One initiative, Vonderheide said, should be to study "why a situation now exists in state government where enforcement of laws and regulations affecting nursing home care are being delayed and ignored, and what can be done to solve this problem."
He said the committee also should look at "how state government can be reorganized to recognize and help this growing segment of our aging population."
A Herald-Leader examination of 107 Type A citations — the most serious the state can levy — issued by the Cabinet for Health and Family Services' Office of Inspector General found a number of gaps in the system that mean few cases of nursing home deaths or abuse are ever prosecuted as crimes. Only seven of the 107 cases were charged as crimes by state or local prosecutors.
Police and coroners are rarely notified of nursing home deaths or serious injuries, the newspaper found. Although the state sends all of the most serious nursing home regulatory violations to the attorney general's office, that office can prosecute only with the permission of local prosecutors. And local prosecutors say they seldom hear about the cases.
In addition, the attorney general's office misplaced or never received at least five citations issued by the cabinet from December 2006 through 2009.
Eight of the 107 cases are open and under review by the attorney general's Office of Medicaid Fraud and Abuse Control or local prosecutors, the Herald-Leader found.

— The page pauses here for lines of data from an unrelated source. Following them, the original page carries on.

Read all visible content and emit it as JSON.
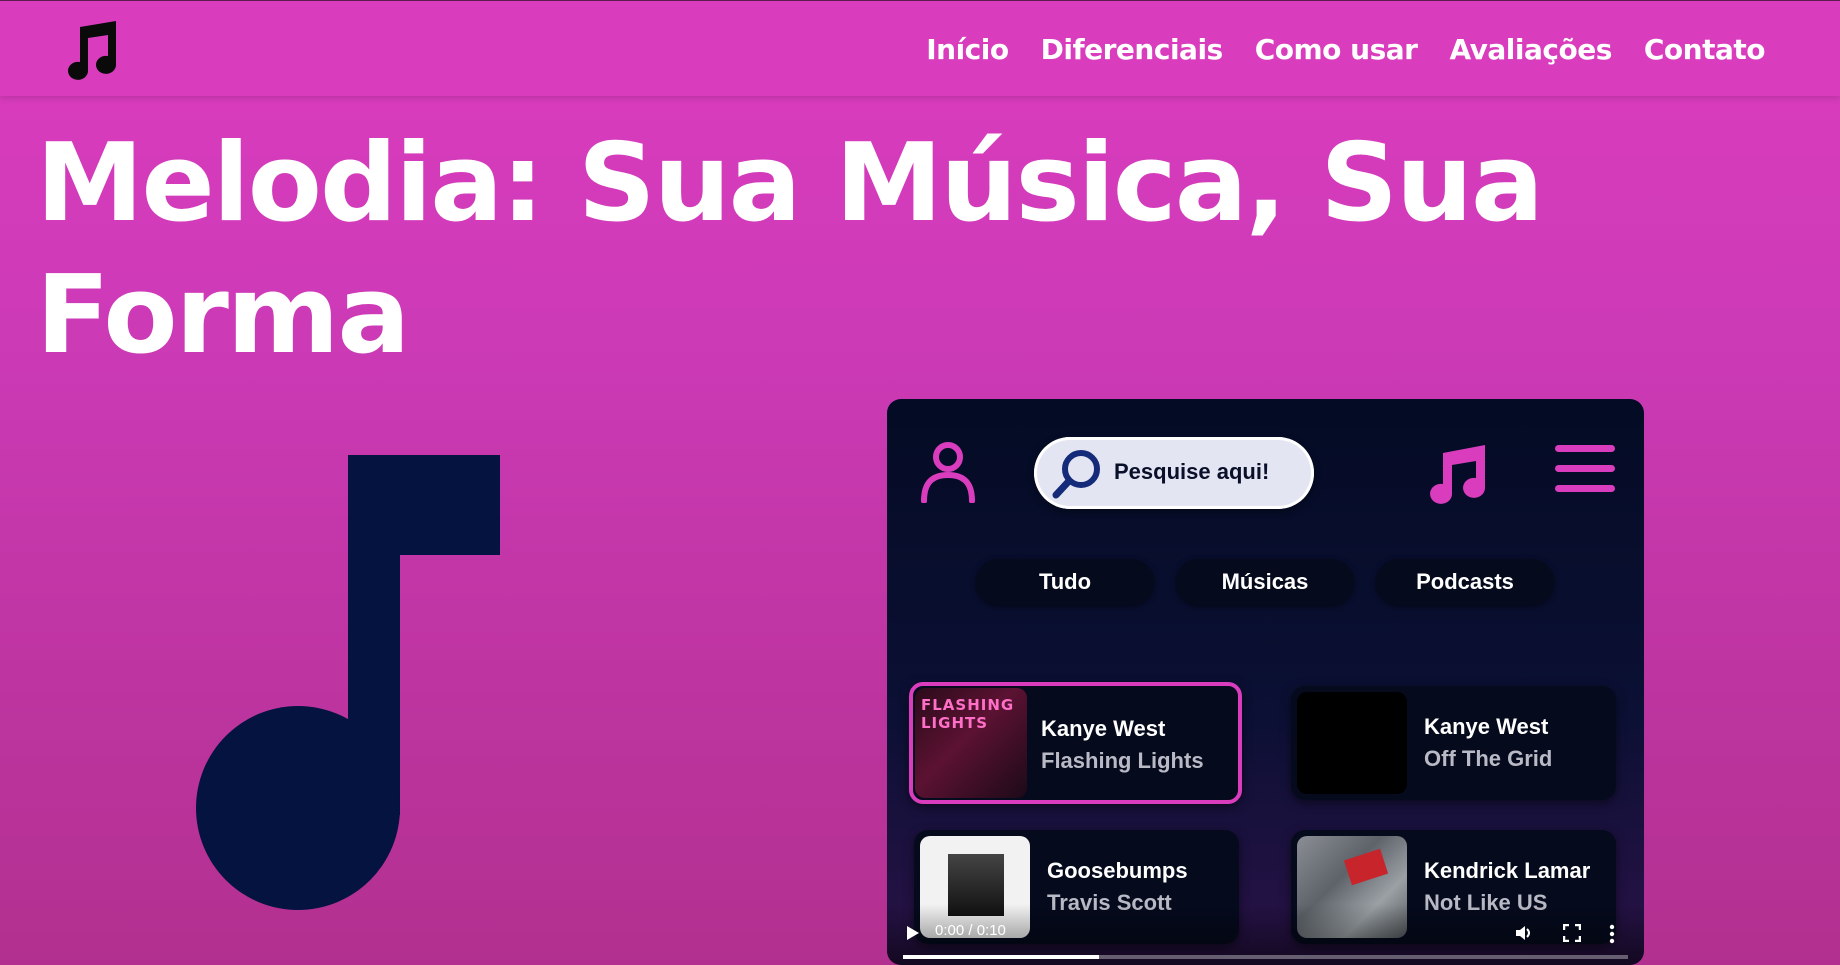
{
  "header": {
    "logo_icon": "music-note-icon",
    "nav": [
      "Início",
      "Diferenciais",
      "Como usar",
      "Avaliações",
      "Contato"
    ]
  },
  "hero": {
    "title_line1": "Melodia: Sua Música, Sua",
    "title_line2": "Forma",
    "illustration_icon": "music-note-icon"
  },
  "app_preview": {
    "user_icon": "user-icon",
    "search": {
      "placeholder": "Pesquise aqui!",
      "icon": "search-icon"
    },
    "note_icon": "music-note-icon",
    "menu_icon": "hamburger-menu-icon",
    "chips": [
      "Tudo",
      "Músicas",
      "Podcasts"
    ],
    "cards": [
      {
        "title": "Kanye West",
        "subtitle": "Flashing Lights",
        "art_text": "FLASHING LIGHTS",
        "active": true
      },
      {
        "title": "Kanye West",
        "subtitle": "Off The Grid",
        "active": false
      },
      {
        "title": "Goosebumps",
        "subtitle": "Travis Scott",
        "active": false
      },
      {
        "title": "Kendrick Lamar",
        "subtitle": "Not Like US",
        "active": false
      }
    ],
    "video": {
      "time": "0:00 / 0:10",
      "progress": 0.27
    }
  },
  "colors": {
    "accent": "#d93dbd",
    "navy": "#04133f",
    "panel": "#040b24"
  }
}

Those eight open cases have been pending for an average of 19 months.
Allison Martin, a spokeswoman for Attorney General Jack Conway, said the office did not know about the request for a committee, but said that investigating cases of abuse and neglect has been a priority of Conway's.
"Our office has already reached out to the Cabinet for Health and Family Services to ensure that we are receiving citations in a timely fashion and about how processes can be improved to make these referrals more efficient and effective," she said in a statement.
Vonderheide said the state needs to completely revamp the way it looks at long-term care issues. "The difficult situation we find ourselves in will grow into crisis proportions if we do not act now," he said in a statement.
"We badly need, for example, a law mandating sufficient staff in nursing homes."
Kerri Richardson, a spokeswoman for Beshear, said the governor's staff was reviewing Vonderheide's request.
Spokesmen for the cabinet, which issues citations, said it is also reviewing the request.
Vonderheide's call for a task force received bipartisan support from lawmakers.
"I think we need to take action against the abuse and I do hope the governor appoints a task force," state Rep. Carl Rollins, D-Midway, said.
"Without a doubt we have a serious problem here," said state Sen. Tom Buford, R-Nicholasville.
Buford said the finding that so few serious citations of abuse and neglect are prosecuted "disappoints me, but it doesn't surprise me given the extensive lobbying that has been done to prevent the legislature from delving into it and possibly stiffening up the penalties."
He said there have been attempts by lawmakers to mandate staffing ratios at nursing homes, but the nursing home lobby has "fought it down."
In an interview Wednesday, Vonderheide said he thought family members, nursing home residents, ombudsmen from various parts of the state, representatives of the Cabinet for Health and Family Services, state lawmakers and nursing home industry representatives should be on the investigatory panel.